I recently published a blog post about the benefits of using subscription-based business models called "What bike rental and the future of software have in common." Many industries are going through a shift of revenue streams from traditional one-time sales to products being provided “as a service” and paid via subscriptions. In the software industry this is referred to as Software-as-a-Service or SaaS. However, there is much more to this than just switching from a perpetual license model to a subscription model.
The “false cloud”
Back in 2010, Salesforce.com CEO Marc Benioff warned attendees at the Web 2.0 Summit in San Francisco to beware of what they called ‘false clouds.’ Benioff said “Companies hosting private cloud architectures do not benefit from economies of scale that ‘real’ cloud offers.” Back then, Salesforce.com's 77,000 customers were running on 3,000 servers spread over three global data centers. Theoretically, 77,000 companies of varying sizes would require at least 100,000 servers to independently run their CRM platforms on-premises or in a hosted solution. This translates to an equivalent output at only 3 percent of the infrastructure needed because of economies of scale and more efficient hardware utilization.
Many software companies are touting that they can deliver their software in the SaaS delivery model. However, what they are offering is often not a modern multi-tenant cloud solution where all customers are running the same software using shared resources and receiving software updates continuously without costly upgrade projects. In addition, these are not true SaaS offerings, where business users can configure functionality that would otherwise require expensive and time-consuming development using conventional single tenant software. These ‘false cloud’ solutions are often marketed as a ‘Private SaaS’ or a SIP (Secure Isolation Platform), but, in reality, are often just another way of selling an on-premise software package as a hosted solution.
SaaS is much more than cost savings
The biggest drawback with the false cloud is not that the customers are missing out on the economies of scale by not sharing resources, but that they will not have a speedy deployment, a future-proof and configurable solution, and the business agility that comes with a modern SaaS platform. 75% of enterprise software decisionmakers surveyed by Forrester rated ‘business agility’ as the top benefit of a SaaS platform, while another 72% rated ‘speed of deployment’ as a key benefit. Saving money, getting better uptime, and higher security are, of course, still relevant arguments for SaaS, but being agile and fast is of even greater importance. This is especially true for software that supports the rapidly changing processes in sales and marketing that can really reap the benefits of the SaaS model.
Software-as-a-Service is not just your software running on someone else's server. It is much bigger than that and should be an important factor when you choose your software vendors going forward.
Johan Boström, Co-founder and Evangelist, inRiver
This is part II in our story of the new landscape and reality for you as marketers. In this part, we will set the stage for examples on how to focus and prioritize when mastering this new reality.
Research from HubSpot found that the top three marketing objectives are converting contacts into customers, growing website traffic and increasing revenue derived from existing customers. Social selling is also more of a priority than ever before. Online content is key to achieving these goals because it allows you to connect with customers in the micro-moments – when they’re browsing that product, or standing in a shop comparing prices.

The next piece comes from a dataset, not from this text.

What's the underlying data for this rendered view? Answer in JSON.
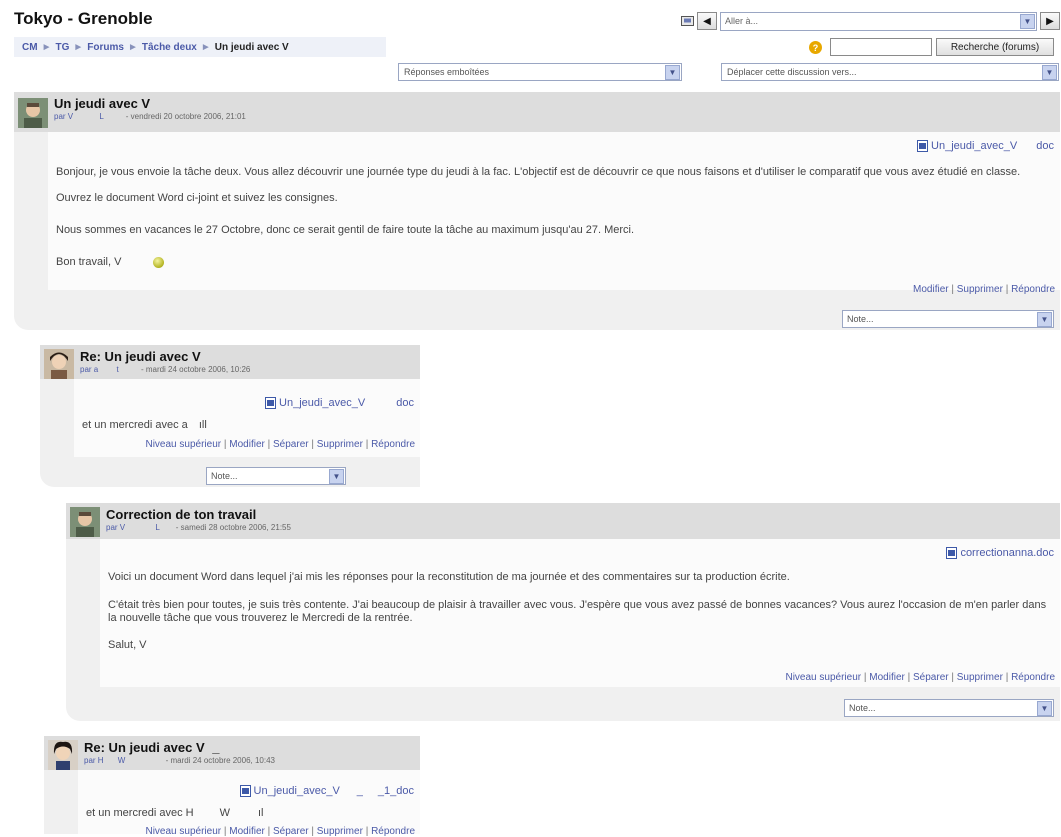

In those valuable moments, you need to have the right content in the right place at the right time to attract customers’ attention.
Just go to an everyday situation in your life, a little bit of stress on your way home from work, drizzle and slush, you feel a bit cold. Or on your way in the morning, morning sun, crisp autumn air, and a warm coffee in your hand. These are totally different moments but if you can be reached and understood in either of these moments it will create trust and loyalty to that brand or for that product. This is what product storytelling is about.
To be successful at this we believe that you need to look at this from two different perspectives: the inside and the outside. One part of it is to collaborate to create your product stories in an efficient way. Another is to have everybody knowing what I in my role contribute to in this chain of product story telling.
At the other end of this, you must be efficient in how you syndicate your products to all selling touch-points. To have your information flowing easily between these touch points, without constantly having to manually do cumbersome touch-ups for the information to work in the different contexts.
Look out for the "5 Absolute Musts" blogposts, my five steps for taking your products to market successfully, in the coming weeks!
Jimmy Ekbäck, Executive Vice President Products & Services, inRiver
Why do some organizations do better than others? Why does it sometimes feel like the competition is faster to the market and always have more satisfied customers? You have probably heard a lot of explanations for this. Our colleague Johan Boström wrote a blog about that you no longer can shoot from the hip….and the discussions was about PIM or DAM, what is needed in what situation. If this is the question! Then you are at least out of the blocks on how you need to transition as an organization to start telling stories around your products at the pace that is expected. As if this is not enough, you have to do it in the moment chosen by your customers. A PIM is no longer a thing for the others, or the bigger ones, this is a mind-set and an approach that is needed for every company to meet the expectations on product information today regardless if it is in a B2B or a B4B or a B2C context.
This is a post in two parts, where this first part will give you a backdrop to better understand the change in progress of how information is consumed today, the second part leads you further into the field and up to the subsequent five robust and hands-on priorities and focus areas that will help you as a marketing organization.
We now live in a reality with a constant flow of information, we search and scan information in a variety of places, especially as customers. The journey has been fragmented into Micro-moments. For you as a Marketer, you need to create the story of your products for each of these fractions in time. For the I - want - to - buy, the I - want - to - know or I - want - to- go moments your products must be able to grasp the attention of the consumers in these situations. To create intelligent products that can do this, you as a product marketer need to rethink the way you create the story around your products and where and when this story is being told.
Micro-moments have fragmented the customer journey:
This is something that is relevant for all organizations.
In the concept of the Mechanics of Last Millisecond Marketing three primary pillars are mostly highlighted as keys to success.
Therefore, it is so important to know WHO we are telling the story to, WHEN & WHERE we are telling it and WHAT are we are saying to maximize that moment.
Jimmy Ekbäck, Executive Vice President Products and Services, inRiver